Initiatives such as the Clean Energy Council’s Approved Solar Retailer
scheme are also ensuring that the Australian solar PV sector stays safe and reliable.
To keep your system running safely and effectively for many years, you will need to maintain it correctly. See our after installing solar PV
section for details on inspecting, maintaining and upgrading your system.
Q: Do solar panels work at night or during cloudy weather?
A: Solar panels do not generate power at night. Once the sun goes down, your home or business will start to draw power from the main grid as usual.Solar panels still work on a cloudy day; however they will not generate as much electricity as when the weather is clear and sunny.
Q: What should I do if my solar PV system stops working?

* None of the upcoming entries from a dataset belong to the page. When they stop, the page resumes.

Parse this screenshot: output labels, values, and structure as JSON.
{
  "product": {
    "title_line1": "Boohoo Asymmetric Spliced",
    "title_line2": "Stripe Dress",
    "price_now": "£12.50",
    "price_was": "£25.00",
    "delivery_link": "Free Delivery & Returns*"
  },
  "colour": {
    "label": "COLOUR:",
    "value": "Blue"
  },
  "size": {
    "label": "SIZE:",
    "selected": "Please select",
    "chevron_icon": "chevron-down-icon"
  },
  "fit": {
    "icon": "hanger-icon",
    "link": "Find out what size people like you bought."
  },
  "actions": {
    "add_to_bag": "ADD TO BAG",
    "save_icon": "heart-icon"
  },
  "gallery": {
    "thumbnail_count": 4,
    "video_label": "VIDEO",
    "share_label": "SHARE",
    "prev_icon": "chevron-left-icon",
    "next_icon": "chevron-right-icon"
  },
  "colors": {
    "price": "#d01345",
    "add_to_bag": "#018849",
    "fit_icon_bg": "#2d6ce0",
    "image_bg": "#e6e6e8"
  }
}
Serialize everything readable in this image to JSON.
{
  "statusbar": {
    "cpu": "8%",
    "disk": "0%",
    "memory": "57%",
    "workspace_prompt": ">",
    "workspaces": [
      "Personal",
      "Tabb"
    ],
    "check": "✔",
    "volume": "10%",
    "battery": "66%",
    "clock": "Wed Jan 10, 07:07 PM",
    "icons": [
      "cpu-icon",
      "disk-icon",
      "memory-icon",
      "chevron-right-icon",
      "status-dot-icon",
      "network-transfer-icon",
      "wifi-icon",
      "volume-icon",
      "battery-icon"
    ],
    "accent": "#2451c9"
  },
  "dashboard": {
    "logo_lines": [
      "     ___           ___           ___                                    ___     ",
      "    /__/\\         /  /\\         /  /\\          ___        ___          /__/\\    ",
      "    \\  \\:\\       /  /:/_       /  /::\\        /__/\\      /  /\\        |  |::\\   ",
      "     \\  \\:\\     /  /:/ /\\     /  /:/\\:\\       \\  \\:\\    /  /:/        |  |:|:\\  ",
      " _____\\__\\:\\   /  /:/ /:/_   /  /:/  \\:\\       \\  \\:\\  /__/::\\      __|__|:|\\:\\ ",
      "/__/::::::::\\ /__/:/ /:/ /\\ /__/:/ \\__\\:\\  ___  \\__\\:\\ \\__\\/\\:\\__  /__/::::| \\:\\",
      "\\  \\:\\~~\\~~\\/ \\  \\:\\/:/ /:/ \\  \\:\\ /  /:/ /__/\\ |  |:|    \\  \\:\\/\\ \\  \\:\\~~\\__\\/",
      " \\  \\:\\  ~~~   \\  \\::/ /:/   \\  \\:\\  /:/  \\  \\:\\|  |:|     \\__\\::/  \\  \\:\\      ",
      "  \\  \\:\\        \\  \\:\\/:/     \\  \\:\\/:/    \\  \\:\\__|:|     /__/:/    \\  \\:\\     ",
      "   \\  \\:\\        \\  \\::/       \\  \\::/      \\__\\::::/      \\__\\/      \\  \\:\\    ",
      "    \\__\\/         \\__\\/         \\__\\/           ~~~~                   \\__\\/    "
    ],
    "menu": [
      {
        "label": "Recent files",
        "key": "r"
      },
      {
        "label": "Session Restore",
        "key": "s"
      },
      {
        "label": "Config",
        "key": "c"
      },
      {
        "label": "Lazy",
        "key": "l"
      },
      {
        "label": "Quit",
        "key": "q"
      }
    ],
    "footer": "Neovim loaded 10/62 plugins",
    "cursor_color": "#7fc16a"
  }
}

A: If your solar PV system is still under warranty, you should contact the retailer you purchased your system from to arrange repairs. If you bought from a Clean Energy Council Approved Solar Retailer, you can rest assured that every part of your system is covered under warranty for at least five years.If your system is out of warranty, you should contact your retailer or an accredited solar installer. However, you may be responsible for the cost of any repairs.For more information on what to do if your system stops working, refer to solar PV warranties, complaints and disputes.